Data items:
◆ ◆ ◆ ◆ ◆

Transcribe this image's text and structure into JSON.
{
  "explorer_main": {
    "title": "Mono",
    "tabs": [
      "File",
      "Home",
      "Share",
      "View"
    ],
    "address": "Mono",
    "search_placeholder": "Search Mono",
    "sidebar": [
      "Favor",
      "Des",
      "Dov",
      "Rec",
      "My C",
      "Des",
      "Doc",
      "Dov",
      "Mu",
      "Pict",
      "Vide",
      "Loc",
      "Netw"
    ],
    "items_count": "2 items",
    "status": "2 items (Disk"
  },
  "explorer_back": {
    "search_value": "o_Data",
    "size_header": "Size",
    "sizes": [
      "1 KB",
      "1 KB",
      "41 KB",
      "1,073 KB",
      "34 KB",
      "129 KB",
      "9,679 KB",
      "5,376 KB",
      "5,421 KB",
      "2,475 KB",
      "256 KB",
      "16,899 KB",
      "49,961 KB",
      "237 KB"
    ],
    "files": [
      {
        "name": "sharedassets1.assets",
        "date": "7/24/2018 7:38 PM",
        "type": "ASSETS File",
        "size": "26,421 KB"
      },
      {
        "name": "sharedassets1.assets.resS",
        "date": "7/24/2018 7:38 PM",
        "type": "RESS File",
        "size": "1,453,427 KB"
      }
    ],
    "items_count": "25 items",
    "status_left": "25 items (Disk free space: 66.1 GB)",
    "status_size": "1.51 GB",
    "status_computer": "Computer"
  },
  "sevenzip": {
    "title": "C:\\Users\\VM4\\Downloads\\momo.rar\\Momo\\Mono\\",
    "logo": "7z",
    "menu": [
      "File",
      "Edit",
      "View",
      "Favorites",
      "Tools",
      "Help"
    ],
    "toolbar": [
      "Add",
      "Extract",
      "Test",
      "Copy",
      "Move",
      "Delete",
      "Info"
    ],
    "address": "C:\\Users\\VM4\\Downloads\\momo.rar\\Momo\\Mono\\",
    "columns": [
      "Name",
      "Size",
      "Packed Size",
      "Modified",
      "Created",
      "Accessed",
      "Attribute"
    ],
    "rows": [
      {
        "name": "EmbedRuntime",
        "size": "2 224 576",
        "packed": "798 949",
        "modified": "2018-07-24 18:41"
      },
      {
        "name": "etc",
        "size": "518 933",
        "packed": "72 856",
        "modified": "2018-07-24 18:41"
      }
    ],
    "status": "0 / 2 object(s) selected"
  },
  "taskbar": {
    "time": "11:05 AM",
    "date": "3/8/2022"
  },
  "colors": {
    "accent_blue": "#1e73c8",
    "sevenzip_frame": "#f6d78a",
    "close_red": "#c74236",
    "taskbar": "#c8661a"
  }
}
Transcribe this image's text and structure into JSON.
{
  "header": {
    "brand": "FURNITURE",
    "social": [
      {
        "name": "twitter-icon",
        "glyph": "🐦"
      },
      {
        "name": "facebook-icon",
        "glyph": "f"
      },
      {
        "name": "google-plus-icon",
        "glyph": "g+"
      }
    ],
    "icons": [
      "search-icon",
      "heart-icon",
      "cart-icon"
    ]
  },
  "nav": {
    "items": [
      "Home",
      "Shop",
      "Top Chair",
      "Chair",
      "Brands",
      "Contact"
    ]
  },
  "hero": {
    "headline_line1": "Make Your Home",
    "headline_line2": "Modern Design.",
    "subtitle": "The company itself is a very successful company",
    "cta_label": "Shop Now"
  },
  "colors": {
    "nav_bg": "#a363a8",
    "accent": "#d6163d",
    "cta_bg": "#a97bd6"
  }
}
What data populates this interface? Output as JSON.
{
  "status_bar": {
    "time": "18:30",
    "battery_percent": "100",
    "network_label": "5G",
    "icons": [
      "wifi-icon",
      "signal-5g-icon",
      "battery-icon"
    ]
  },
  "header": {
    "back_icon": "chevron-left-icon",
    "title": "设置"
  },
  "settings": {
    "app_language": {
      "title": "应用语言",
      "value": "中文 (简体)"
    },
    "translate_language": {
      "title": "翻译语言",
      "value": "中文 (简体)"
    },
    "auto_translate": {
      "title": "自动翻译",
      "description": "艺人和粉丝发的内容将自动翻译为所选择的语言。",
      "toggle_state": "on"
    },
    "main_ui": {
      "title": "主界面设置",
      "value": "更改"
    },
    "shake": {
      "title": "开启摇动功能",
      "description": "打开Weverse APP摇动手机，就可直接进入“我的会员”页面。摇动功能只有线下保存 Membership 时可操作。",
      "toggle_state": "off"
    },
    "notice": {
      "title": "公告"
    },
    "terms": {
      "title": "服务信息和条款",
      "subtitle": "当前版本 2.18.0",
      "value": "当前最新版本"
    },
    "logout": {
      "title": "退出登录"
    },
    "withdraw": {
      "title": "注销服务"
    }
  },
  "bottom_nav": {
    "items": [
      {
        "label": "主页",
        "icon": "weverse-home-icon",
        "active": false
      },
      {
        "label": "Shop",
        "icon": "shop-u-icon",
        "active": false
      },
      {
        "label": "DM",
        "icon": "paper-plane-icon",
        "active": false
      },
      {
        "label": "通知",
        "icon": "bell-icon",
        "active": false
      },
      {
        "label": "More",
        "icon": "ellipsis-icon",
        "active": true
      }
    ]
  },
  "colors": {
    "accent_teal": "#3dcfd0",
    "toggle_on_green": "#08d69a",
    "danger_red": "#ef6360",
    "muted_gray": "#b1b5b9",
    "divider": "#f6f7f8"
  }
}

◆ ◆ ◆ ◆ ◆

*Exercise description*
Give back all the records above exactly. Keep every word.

*Response to the task*
Transcribe this image's text and structure into JSON.
{
  "explorer_main": {
    "title": "Mono",
    "tabs": [
      "File",
      "Home",
      "Share",
      "View"
    ],
    "address": "Mono",
    "search_placeholder": "Search Mono",
    "sidebar": [
      "Favor",
      "Des",
      "Dov",
      "Rec",
      "My C",
      "Des",
      "Doc",
      "Dov",
      "Mu",
      "Pict",
      "Vide",
      "Loc",
      "Netw"
    ],
    "items_count": "2 items",
    "status": "2 items (Disk"
  },
  "explorer_back": {
    "search_value": "o_Data",
    "size_header": "Size",
    "sizes": [
      "1 KB",
      "1 KB",
      "41 KB",
      "1,073 KB",
      "34 KB",
      "129 KB",
      "9,679 KB",
      "5,376 KB",
      "5,421 KB",
      "2,475 KB",
      "256 KB",
      "16,899 KB",
      "49,961 KB",
      "237 KB"
    ],
    "files": [
      {
        "name": "sharedassets1.assets",
        "date": "7/24/2018 7:38 PM",
        "type": "ASSETS File",
        "size": "26,421 KB"
      },
      {
        "name": "sharedassets1.assets.resS",
        "date": "7/24/2018 7:38 PM",
        "type": "RESS File",
        "size": "1,453,427 KB"
      }
    ],
    "items_count": "25 items",
    "status_left": "25 items (Disk free space: 66.1 GB)",
    "status_size": "1.51 GB",
    "status_computer": "Computer"
  },
  "sevenzip": {
    "title": "C:\\Users\\VM4\\Downloads\\momo.rar\\Momo\\Mono\\",
    "logo": "7z",
    "menu": [
      "File",
      "Edit",
      "View",
      "Favorites",
      "Tools",
      "Help"
    ],
    "toolbar": [
      "Add",
      "Extract",
      "Test",
      "Copy",
      "Move",
      "Delete",
      "Info"
    ],
    "address": "C:\\Users\\VM4\\Downloads\\momo.rar\\Momo\\Mono\\",
    "columns": [
      "Name",
      "Size",
      "Packed Size",
      "Modified",
      "Created",
      "Accessed",
      "Attribute"
    ],
    "rows": [
      {
        "name": "EmbedRuntime",
        "size": "2 224 576",
        "packed": "798 949",
        "modified": "2018-07-24 18:41"
      },
      {
        "name": "etc",
        "size": "518 933",
        "packed": "72 856",
        "modified": "2018-07-24 18:41"
      }
    ],
    "status": "0 / 2 object(s) selected"
  },
  "taskbar": {
    "time": "11:05 AM",
    "date": "3/8/2022"
  },
  "colors": {
    "accent_blue": "#1e73c8",
    "sevenzip_frame": "#f6d78a",
    "close_red": "#c74236",
    "taskbar": "#c8661a"
  }
}
Transcribe this image's text and structure into JSON.
{
  "header": {
    "brand": "FURNITURE",
    "social": [
      {
        "name": "twitter-icon",
        "glyph": "🐦"
      },
      {
        "name": "facebook-icon",
        "glyph": "f"
      },
      {
        "name": "google-plus-icon",
        "glyph": "g+"
      }
    ],
    "icons": [
      "search-icon",
      "heart-icon",
      "cart-icon"
    ]
  },
  "nav": {
    "items": [
      "Home",
      "Shop",
      "Top Chair",
      "Chair",
      "Brands",
      "Contact"
    ]
  },
  "hero": {
    "headline_line1": "Make Your Home",
    "headline_line2": "Modern Design.",
    "subtitle": "The company itself is a very successful company",
    "cta_label": "Shop Now"
  },
  "colors": {
    "nav_bg": "#a363a8",
    "accent": "#d6163d",
    "cta_bg": "#a97bd6"
  }
}
What data populates this interface? Output as JSON.
{
  "status_bar": {
    "time": "18:30",
    "battery_percent": "100",
    "network_label": "5G",
    "icons": [
      "wifi-icon",
      "signal-5g-icon",
      "battery-icon"
    ]
  },
  "header": {
    "back_icon": "chevron-left-icon",
    "title": "设置"
  },
  "settings": {
    "app_language": {
      "title": "应用语言",
      "value": "中文 (简体)"
    },
    "translate_language": {
      "title": "翻译语言",
      "value": "中文 (简体)"
    },
    "auto_translate": {
      "title": "自动翻译",
      "description": "艺人和粉丝发的内容将自动翻译为所选择的语言。",
      "toggle_state": "on"
    },
    "main_ui": {
      "title": "主界面设置",
      "value": "更改"
    },
    "shake": {
      "title": "开启摇动功能",
      "description": "打开Weverse APP摇动手机，就可直接进入“我的会员”页面。摇动功能只有线下保存 Membership 时可操作。",
      "toggle_state": "off"
    },
    "notice": {
      "title": "公告"
    },
    "terms": {
      "title": "服务信息和条款",
      "subtitle": "当前版本 2.18.0",
      "value": "当前最新版本"
    },
    "logout": {
      "title": "退出登录"
    },
    "withdraw": {
      "title": "注销服务"
    }
  },
  "bottom_nav": {
    "items": [
      {
        "label": "主页",
        "icon": "weverse-home-icon",
        "active": false
      },
      {
        "label": "Shop",
        "icon": "shop-u-icon",
        "active": false
      },
      {
        "label": "DM",
        "icon": "paper-plane-icon",
        "active": false
      },
      {
        "label": "通知",
        "icon": "bell-icon",
        "active": false
      },
      {
        "label": "More",
        "icon": "ellipsis-icon",
        "active": true
      }
    ]
  },
  "colors": {
    "accent_teal": "#3dcfd0",
    "toggle_on_green": "#08d69a",
    "danger_red": "#ef6360",
    "muted_gray": "#b1b5b9",
    "divider": "#f6f7f8"
  }
}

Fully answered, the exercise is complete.